The 36 hour period of detention can be extended to a maximum of 72 hours where the police make an application to the Magistrates’ Court for a warrant (s43 PACE). These custody time limits do not apply in terrorism cases, where longer periods of detention are permitted under statute.

Bail time limits

In 2017, the law changed to impose a 28 day time limit on pre-charge bail. This time limit applies where you are released without charge on conditional or unconditional bail by the police. The aim of this change in law was ostensibly to protect the civil liberties of suspects, to ensure that they are not subjected to indefinite police investigations.

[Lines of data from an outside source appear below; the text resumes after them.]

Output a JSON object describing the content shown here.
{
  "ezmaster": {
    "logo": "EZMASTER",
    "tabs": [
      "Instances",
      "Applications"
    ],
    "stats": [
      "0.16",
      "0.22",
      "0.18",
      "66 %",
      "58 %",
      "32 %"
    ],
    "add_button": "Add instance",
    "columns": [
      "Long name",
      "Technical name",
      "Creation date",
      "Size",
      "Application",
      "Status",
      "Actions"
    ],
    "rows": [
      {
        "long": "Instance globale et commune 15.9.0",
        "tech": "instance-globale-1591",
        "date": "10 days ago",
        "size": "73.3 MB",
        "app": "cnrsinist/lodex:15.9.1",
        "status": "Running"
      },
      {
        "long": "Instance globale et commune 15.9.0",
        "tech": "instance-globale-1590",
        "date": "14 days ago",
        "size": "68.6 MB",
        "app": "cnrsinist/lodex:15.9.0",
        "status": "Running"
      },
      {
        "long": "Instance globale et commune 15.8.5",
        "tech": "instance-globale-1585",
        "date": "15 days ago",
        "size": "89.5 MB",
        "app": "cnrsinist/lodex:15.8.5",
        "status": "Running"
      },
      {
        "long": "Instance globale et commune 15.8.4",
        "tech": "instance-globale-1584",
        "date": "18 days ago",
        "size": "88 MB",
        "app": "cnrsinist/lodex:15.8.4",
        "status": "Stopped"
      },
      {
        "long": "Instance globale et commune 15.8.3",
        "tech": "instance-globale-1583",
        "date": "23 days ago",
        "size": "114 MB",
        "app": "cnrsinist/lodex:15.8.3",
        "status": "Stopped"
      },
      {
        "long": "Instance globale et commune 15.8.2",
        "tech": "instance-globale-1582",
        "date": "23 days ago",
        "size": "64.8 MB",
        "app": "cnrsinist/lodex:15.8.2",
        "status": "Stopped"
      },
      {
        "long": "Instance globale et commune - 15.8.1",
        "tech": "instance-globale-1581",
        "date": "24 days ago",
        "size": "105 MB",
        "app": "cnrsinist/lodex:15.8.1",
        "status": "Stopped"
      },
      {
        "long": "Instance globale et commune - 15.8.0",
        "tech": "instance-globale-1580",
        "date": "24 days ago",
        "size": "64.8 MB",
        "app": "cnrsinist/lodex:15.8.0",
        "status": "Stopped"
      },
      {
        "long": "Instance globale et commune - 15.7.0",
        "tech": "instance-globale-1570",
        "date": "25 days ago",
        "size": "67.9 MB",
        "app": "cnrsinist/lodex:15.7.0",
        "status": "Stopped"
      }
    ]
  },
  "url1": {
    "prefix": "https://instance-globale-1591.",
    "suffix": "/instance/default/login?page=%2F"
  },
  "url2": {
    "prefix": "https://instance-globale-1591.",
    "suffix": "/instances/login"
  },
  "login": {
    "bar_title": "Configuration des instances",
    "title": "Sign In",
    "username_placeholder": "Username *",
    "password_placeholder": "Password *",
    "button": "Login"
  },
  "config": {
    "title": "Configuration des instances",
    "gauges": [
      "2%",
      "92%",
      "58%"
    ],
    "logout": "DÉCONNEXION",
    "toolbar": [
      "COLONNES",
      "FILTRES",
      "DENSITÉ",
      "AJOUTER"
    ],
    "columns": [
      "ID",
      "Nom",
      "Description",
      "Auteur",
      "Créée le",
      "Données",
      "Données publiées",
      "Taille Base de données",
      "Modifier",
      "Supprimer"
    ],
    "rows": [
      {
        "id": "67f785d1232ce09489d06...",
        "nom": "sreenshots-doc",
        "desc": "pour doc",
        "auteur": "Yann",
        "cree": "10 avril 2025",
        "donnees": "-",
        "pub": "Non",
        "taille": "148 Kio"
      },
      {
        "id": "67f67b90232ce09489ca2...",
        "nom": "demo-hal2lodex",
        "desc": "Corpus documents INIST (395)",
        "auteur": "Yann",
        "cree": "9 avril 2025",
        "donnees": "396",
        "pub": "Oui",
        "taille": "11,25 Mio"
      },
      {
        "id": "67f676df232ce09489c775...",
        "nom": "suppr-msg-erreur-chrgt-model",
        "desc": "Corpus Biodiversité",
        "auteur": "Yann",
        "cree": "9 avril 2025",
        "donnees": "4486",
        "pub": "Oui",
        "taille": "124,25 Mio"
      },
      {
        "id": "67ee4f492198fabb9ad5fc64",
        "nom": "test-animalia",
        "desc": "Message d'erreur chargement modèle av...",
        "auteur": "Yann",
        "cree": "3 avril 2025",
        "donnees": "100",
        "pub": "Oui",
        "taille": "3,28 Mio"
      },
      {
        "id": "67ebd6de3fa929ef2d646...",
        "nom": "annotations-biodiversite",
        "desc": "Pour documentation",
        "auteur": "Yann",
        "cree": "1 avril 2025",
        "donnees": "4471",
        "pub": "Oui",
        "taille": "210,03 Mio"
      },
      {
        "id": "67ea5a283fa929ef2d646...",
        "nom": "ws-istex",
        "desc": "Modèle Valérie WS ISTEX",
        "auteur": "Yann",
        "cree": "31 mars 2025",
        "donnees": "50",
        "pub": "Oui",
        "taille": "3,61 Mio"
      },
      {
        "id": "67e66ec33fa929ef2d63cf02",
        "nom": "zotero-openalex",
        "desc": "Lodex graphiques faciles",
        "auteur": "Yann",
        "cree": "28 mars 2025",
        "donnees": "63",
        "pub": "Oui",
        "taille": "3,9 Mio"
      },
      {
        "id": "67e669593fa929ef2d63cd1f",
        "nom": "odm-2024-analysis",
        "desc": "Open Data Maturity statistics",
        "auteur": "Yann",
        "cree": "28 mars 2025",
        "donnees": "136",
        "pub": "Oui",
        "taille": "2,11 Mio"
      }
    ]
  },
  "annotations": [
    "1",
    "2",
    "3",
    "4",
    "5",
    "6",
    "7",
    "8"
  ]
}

However, the time limit does not apply where you are ‘released under investigation’ by the police. This has led to police tending to release suspects under investigation, rather than placing them on bail, in order to avoid the 28 day time limit. Therefore the change in law has offered limited protection to suspects. The 28 day time limit also does not apply to cases under investigation by the Director of the Serious Fraud Office.

Where to get further information

If you are looking for top quality representation in the criminal courts, contact Stuart Miller Solicitors today. We will fiercely defend you throughout the criminal justice process, from assisting you with bail applications to advising you in respect of whether there is a defence that you could rely upon. We are known for pulling out all the stops to ensure that you receive robust representation in court. Contact us for a no-obligation consultation today.

Further Reading

Get immediate engagement and your best chance of acquittal.

Emergency?

Call 24 hours a day, 7 days a week.